ACTIVITY => Please filter the data down to the lines that include the word "Activities" and copy them.

Records from a data source:

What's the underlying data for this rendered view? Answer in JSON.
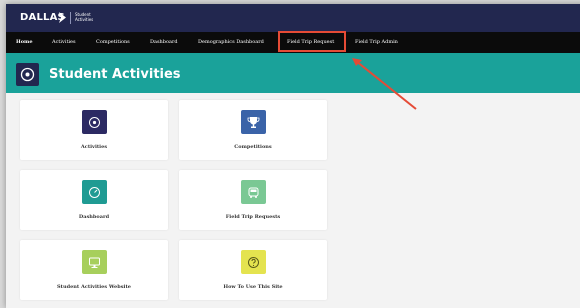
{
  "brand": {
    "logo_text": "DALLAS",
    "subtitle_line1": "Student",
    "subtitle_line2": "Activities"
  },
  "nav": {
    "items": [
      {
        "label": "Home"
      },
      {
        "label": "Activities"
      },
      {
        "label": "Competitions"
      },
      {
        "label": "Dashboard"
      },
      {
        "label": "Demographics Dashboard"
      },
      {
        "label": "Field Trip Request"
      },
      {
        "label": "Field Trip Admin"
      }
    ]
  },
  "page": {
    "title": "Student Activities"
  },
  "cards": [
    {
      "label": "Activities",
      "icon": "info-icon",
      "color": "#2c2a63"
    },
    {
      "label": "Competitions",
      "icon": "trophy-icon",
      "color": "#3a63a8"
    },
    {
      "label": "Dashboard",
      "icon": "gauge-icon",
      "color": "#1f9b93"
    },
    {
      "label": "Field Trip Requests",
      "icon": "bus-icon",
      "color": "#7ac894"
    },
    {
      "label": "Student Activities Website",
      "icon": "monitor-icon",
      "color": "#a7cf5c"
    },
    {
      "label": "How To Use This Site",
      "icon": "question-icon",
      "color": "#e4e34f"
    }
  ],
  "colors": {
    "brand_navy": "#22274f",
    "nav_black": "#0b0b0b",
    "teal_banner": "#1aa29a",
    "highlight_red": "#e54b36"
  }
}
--
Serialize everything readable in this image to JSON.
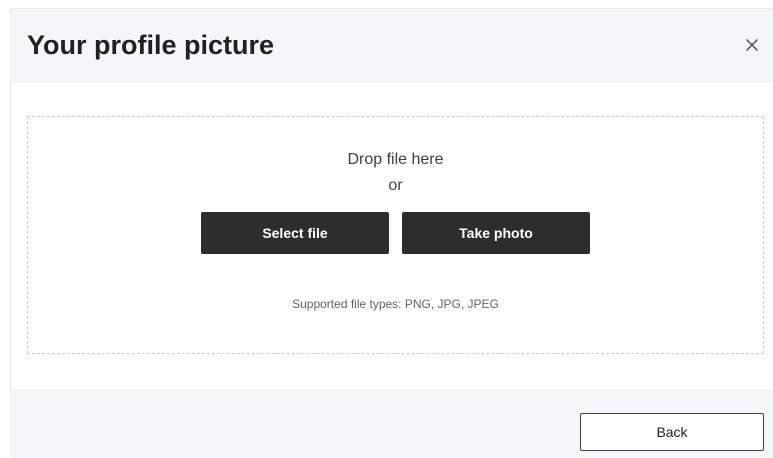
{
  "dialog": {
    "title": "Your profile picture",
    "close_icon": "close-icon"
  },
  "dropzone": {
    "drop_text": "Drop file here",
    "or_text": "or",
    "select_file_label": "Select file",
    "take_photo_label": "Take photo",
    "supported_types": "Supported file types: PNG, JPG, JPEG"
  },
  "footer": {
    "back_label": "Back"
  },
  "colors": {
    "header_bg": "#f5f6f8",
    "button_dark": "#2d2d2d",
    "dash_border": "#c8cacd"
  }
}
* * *
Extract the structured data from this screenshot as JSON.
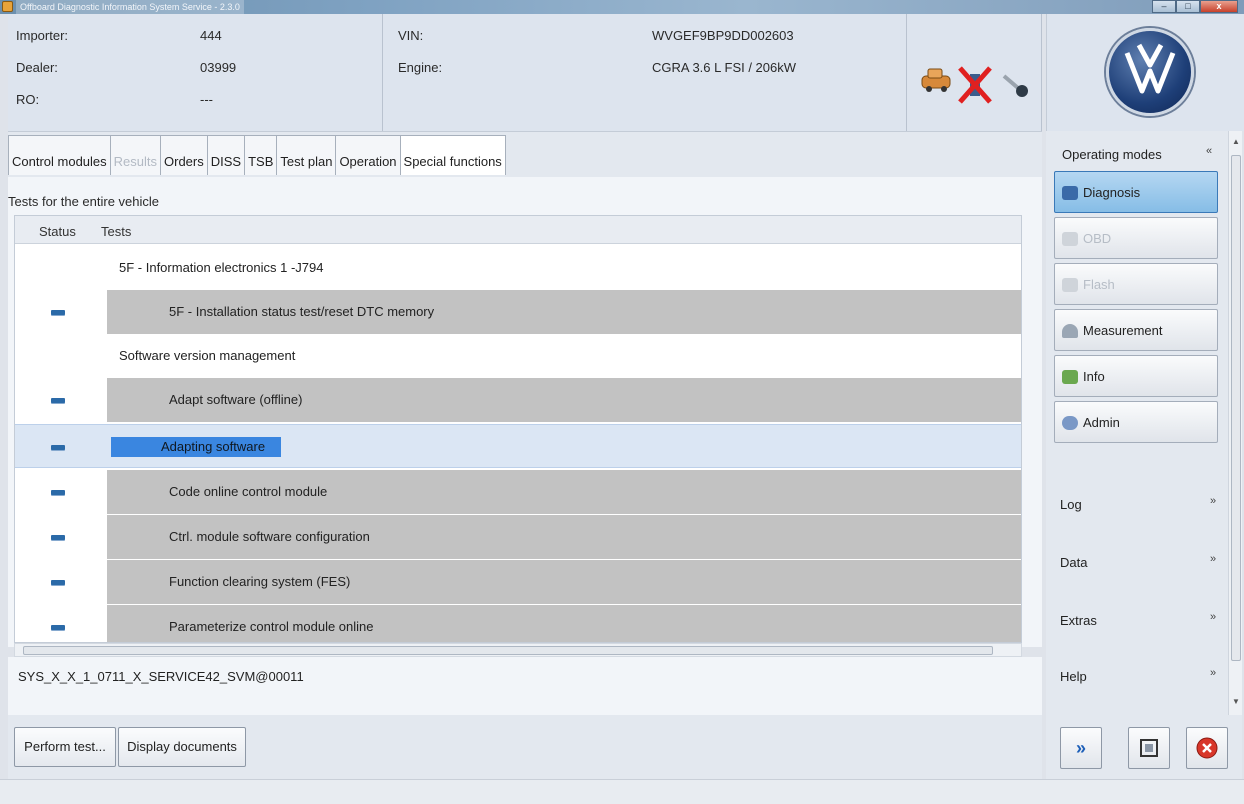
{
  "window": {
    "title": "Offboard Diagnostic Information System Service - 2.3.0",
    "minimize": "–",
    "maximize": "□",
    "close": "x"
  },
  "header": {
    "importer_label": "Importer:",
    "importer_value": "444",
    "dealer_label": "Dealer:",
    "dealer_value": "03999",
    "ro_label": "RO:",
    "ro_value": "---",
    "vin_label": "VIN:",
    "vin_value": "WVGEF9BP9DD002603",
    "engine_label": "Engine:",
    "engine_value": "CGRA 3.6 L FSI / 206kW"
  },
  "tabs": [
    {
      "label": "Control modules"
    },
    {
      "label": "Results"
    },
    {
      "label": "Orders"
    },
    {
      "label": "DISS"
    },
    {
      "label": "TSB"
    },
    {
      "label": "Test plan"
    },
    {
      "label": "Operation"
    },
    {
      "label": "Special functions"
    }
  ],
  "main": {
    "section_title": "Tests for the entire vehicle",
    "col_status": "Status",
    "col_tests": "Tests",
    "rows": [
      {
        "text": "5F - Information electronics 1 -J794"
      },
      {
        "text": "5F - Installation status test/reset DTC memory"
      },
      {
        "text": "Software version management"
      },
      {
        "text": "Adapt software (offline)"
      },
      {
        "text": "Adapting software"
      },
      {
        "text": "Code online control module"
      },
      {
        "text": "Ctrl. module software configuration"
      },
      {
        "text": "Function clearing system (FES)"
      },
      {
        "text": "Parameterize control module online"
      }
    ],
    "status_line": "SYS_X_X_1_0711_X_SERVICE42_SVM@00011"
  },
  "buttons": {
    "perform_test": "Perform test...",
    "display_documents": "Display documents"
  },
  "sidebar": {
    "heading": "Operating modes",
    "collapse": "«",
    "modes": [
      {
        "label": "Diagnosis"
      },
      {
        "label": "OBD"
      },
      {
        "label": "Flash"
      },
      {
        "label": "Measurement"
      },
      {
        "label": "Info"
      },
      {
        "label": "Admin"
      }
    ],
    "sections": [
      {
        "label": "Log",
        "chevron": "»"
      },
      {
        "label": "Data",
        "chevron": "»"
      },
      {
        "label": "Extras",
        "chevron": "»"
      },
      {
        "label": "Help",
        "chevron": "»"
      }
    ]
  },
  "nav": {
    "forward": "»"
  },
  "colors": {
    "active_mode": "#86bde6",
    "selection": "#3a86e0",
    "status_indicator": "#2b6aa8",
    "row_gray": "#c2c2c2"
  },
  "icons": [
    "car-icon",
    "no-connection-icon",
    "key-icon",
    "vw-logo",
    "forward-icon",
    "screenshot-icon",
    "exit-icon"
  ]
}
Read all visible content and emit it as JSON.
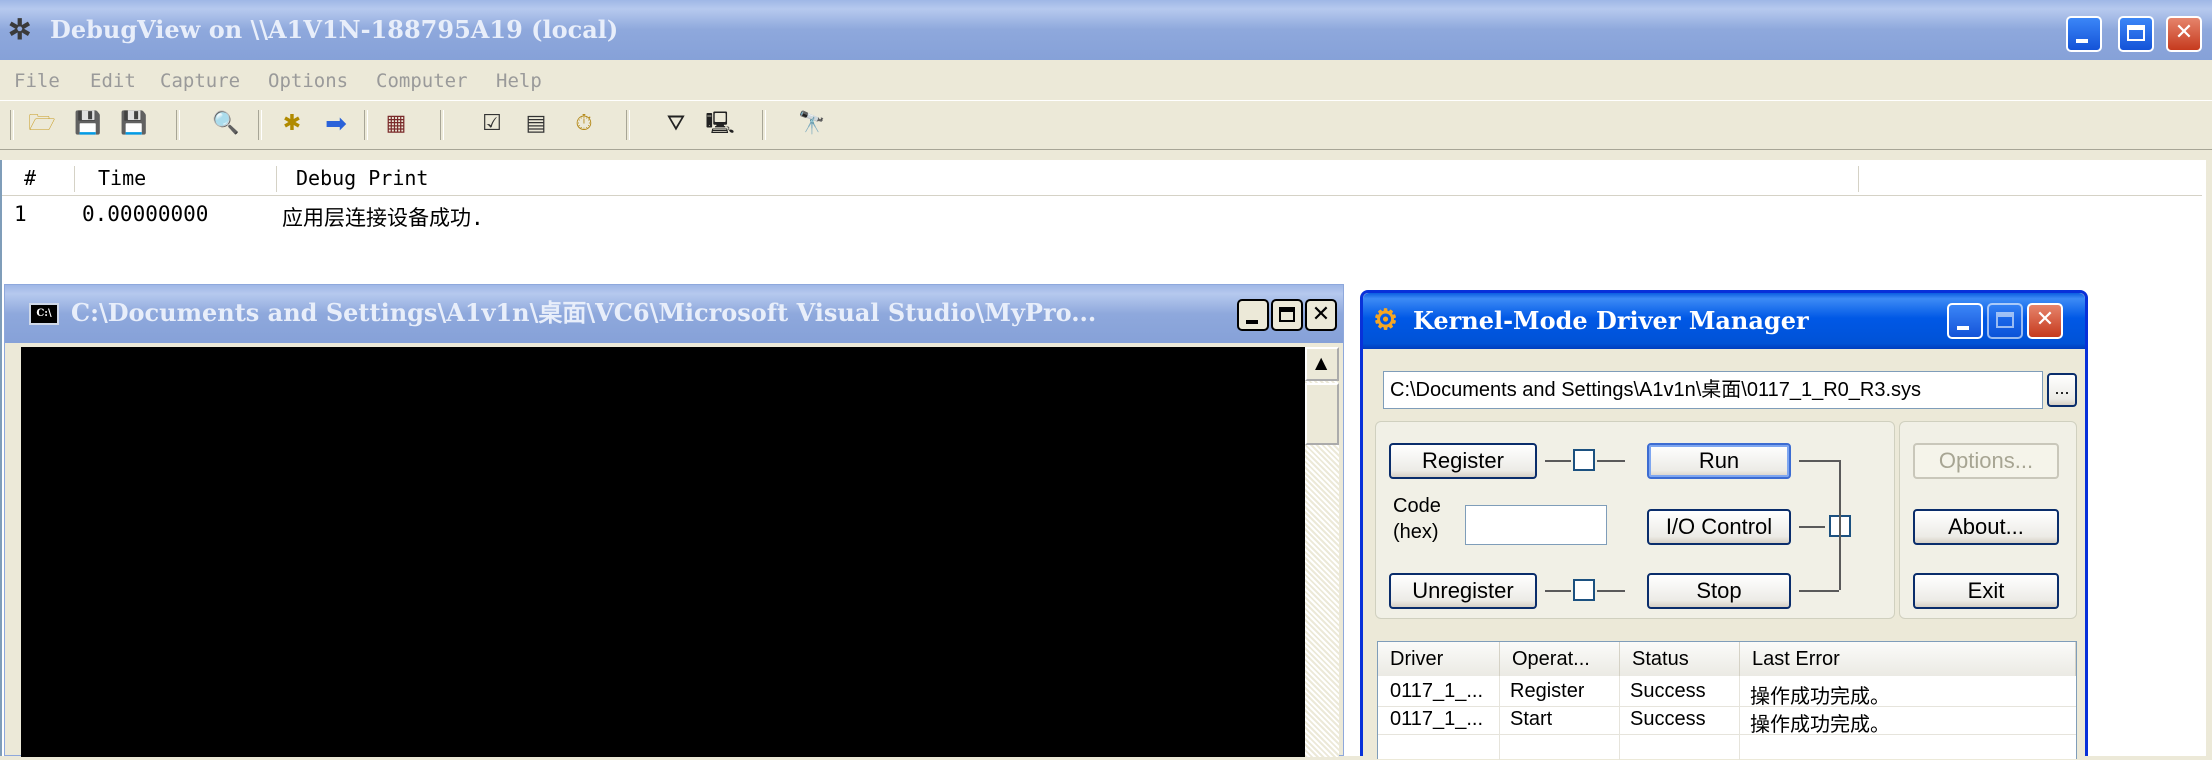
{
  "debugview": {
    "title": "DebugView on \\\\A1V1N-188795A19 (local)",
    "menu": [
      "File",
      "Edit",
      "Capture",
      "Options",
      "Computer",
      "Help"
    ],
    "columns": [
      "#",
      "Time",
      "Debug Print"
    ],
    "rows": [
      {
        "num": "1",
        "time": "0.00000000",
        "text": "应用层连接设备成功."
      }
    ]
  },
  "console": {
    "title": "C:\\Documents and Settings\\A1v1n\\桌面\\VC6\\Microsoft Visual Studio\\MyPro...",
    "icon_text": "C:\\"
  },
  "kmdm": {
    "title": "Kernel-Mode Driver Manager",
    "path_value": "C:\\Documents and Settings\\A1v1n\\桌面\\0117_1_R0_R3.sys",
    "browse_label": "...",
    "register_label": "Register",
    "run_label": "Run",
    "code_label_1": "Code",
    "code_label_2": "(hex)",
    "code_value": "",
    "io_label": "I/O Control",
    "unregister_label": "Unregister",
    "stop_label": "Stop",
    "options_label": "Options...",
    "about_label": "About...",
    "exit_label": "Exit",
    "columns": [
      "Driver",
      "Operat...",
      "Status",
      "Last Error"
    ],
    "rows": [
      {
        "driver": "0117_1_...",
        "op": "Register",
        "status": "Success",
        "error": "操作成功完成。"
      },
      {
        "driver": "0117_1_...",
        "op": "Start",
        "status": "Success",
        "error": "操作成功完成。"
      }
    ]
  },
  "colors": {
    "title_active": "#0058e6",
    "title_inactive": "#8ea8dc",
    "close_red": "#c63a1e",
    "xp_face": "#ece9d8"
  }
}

EXERCISE OUTPUT =>
    "subtitle_line2": "Activities"
        "label": "Activities"
    "title": "Student Activities"
      "label": "Activities",
      "label": "Student Activities Website",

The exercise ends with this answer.